[Entries from a dataset of interfaces]
◇ ◇ ◇ ◇ ◇

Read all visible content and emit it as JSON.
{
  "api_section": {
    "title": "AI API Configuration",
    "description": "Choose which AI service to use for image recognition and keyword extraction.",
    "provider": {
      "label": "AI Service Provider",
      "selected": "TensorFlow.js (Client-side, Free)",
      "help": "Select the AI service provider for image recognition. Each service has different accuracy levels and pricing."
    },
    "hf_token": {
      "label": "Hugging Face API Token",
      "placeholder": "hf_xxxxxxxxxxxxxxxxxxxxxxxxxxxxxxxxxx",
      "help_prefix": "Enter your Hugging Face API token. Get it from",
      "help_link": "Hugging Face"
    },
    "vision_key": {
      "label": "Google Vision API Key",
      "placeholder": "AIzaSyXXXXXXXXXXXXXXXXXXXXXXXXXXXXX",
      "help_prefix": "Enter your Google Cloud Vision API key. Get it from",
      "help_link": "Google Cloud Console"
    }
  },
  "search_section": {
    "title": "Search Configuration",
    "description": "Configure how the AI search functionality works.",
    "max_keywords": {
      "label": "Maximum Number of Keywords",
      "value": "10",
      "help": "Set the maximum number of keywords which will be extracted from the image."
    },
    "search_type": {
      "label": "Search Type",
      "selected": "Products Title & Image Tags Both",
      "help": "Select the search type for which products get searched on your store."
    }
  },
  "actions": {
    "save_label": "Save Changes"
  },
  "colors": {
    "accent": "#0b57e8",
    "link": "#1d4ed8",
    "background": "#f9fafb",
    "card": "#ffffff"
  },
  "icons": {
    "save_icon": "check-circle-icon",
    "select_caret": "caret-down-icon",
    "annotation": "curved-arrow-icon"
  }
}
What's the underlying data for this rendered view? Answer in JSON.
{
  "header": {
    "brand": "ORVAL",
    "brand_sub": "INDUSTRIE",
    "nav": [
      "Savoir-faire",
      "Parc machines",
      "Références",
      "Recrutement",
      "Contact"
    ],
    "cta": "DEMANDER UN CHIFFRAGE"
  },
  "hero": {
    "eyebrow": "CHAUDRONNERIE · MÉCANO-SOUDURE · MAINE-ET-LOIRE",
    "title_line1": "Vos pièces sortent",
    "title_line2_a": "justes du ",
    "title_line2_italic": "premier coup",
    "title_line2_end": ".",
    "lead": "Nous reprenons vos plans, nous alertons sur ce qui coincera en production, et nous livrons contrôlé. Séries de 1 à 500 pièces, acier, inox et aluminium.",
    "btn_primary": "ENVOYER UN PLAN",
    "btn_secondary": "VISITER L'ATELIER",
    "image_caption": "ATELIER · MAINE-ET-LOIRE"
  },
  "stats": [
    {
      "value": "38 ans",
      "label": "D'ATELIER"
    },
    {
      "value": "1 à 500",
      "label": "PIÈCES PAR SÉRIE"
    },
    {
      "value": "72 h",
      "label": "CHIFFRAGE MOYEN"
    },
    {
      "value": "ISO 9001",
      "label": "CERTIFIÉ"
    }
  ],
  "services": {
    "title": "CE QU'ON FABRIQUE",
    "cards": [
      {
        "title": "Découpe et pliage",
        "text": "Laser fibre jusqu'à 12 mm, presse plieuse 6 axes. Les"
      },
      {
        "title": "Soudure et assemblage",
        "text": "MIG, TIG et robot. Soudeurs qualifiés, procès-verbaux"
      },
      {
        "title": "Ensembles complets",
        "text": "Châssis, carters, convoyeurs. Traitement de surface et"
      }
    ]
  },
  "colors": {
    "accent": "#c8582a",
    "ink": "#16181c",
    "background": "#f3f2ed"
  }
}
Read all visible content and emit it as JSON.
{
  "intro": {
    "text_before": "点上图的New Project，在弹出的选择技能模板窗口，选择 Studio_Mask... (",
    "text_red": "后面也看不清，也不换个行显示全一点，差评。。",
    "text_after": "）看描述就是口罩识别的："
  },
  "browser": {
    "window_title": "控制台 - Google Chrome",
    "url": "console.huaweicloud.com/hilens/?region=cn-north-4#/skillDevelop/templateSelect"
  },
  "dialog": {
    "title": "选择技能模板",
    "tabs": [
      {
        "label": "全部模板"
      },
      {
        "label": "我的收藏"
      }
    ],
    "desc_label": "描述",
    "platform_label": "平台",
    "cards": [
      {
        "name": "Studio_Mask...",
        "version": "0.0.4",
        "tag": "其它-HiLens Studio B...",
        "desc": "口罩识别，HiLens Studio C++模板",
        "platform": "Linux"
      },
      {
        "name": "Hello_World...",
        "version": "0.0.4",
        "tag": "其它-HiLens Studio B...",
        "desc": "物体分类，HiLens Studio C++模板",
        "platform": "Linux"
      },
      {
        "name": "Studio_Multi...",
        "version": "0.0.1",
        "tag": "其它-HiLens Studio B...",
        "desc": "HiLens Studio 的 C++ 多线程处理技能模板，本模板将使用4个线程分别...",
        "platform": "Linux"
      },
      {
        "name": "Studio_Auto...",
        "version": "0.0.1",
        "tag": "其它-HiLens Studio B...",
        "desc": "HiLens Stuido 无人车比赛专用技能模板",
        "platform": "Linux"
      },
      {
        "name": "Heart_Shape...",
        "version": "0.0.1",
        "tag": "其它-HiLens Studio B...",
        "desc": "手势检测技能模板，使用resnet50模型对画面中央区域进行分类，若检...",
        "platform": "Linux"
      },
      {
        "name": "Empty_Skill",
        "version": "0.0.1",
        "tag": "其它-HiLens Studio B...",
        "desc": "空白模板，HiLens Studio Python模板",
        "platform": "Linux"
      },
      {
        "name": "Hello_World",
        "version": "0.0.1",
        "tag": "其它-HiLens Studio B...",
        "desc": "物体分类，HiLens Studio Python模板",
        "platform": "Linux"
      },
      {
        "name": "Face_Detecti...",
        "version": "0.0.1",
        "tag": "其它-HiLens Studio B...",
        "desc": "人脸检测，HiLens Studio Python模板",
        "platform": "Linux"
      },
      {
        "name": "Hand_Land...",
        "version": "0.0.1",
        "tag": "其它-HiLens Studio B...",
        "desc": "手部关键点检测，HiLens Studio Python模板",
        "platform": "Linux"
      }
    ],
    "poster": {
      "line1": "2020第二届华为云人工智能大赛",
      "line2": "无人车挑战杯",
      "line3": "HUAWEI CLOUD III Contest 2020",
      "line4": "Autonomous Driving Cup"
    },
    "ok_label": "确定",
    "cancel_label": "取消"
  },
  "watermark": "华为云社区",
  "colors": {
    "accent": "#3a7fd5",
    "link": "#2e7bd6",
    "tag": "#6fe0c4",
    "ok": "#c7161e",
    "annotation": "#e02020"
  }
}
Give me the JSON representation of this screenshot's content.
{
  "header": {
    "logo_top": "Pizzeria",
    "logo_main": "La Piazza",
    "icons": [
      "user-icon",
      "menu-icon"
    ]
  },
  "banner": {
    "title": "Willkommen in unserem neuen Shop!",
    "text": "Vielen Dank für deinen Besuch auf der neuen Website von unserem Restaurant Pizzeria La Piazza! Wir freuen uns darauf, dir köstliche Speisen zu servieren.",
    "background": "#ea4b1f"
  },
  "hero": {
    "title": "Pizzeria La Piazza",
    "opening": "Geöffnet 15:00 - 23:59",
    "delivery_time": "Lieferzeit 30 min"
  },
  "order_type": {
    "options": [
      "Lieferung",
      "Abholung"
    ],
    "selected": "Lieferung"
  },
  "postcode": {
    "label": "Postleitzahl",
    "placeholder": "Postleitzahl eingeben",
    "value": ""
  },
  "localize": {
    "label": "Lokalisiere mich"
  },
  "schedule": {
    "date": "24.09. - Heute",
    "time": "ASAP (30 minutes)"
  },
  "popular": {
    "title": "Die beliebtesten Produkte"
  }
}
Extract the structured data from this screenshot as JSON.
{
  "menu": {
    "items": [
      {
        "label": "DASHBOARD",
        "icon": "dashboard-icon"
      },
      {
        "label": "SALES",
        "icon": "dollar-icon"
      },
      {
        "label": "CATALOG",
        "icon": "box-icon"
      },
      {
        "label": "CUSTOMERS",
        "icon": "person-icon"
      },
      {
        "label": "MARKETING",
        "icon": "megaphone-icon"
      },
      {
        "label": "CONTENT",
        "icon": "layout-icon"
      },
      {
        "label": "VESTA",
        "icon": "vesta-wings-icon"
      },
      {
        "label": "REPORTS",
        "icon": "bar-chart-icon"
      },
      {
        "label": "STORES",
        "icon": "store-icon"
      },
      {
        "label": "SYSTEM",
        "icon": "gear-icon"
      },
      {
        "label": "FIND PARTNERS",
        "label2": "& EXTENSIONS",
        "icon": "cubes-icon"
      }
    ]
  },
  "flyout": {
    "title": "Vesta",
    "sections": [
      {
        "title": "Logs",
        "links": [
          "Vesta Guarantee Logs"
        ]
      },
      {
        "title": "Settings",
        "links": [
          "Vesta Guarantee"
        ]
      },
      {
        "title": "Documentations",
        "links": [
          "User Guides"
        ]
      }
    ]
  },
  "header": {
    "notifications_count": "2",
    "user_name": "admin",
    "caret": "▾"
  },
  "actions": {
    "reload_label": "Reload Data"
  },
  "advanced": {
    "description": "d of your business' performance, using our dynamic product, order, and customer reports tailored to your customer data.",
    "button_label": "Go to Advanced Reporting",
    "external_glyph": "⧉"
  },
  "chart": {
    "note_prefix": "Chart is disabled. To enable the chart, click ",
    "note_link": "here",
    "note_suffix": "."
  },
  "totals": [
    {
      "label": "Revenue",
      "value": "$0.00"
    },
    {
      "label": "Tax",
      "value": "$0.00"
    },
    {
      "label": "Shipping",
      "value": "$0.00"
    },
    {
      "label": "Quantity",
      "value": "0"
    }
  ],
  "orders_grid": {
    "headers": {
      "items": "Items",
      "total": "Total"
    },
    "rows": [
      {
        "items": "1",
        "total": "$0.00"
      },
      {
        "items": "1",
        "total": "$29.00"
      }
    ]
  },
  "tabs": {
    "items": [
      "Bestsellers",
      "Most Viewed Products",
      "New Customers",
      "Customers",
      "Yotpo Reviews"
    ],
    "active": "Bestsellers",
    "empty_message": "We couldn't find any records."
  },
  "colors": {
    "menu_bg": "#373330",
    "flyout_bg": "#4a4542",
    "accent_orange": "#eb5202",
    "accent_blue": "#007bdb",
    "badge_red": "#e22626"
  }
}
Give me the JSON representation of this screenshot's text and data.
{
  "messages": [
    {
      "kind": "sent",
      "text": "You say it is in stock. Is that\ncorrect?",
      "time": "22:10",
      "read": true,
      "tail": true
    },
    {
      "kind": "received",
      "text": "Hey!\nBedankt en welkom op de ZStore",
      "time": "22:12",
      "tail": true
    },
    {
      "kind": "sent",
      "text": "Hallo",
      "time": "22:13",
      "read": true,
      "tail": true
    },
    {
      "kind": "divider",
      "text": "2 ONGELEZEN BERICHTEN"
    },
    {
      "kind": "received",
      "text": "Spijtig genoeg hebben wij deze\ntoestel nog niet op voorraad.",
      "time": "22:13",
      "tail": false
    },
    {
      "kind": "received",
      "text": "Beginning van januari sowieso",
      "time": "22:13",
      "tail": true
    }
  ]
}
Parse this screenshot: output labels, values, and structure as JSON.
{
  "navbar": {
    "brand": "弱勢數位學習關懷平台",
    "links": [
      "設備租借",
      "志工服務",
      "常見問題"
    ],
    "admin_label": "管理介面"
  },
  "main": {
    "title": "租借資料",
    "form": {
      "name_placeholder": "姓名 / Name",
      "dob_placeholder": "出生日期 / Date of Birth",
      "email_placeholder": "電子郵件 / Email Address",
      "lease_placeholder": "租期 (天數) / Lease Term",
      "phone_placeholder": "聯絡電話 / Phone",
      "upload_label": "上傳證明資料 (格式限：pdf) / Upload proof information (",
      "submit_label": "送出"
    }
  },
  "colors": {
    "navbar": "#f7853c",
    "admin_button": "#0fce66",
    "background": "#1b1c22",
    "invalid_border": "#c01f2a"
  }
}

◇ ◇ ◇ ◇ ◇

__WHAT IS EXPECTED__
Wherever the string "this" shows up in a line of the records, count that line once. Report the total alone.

__ANSWER FOR THE TASK__
5